▸ Exercise objective:
Across the lines of the records below, how many have the string "profile" in them? Answer with the number alone.

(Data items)
+++

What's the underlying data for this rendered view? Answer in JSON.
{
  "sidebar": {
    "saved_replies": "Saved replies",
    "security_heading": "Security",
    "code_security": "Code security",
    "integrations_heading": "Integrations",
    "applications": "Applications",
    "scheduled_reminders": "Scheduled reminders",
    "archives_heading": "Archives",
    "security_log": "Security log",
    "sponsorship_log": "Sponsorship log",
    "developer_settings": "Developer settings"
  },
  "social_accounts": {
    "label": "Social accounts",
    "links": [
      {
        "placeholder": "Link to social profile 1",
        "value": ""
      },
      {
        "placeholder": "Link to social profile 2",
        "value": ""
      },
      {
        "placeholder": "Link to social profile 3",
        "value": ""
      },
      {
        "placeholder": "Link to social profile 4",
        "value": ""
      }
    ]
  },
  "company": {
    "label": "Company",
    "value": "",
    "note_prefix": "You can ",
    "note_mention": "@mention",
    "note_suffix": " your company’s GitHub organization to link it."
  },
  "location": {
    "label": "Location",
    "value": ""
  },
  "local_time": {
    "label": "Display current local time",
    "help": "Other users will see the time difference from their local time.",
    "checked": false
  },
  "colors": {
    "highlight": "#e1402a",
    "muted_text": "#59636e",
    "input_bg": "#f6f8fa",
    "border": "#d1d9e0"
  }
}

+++

▸ Response to this exercise:
4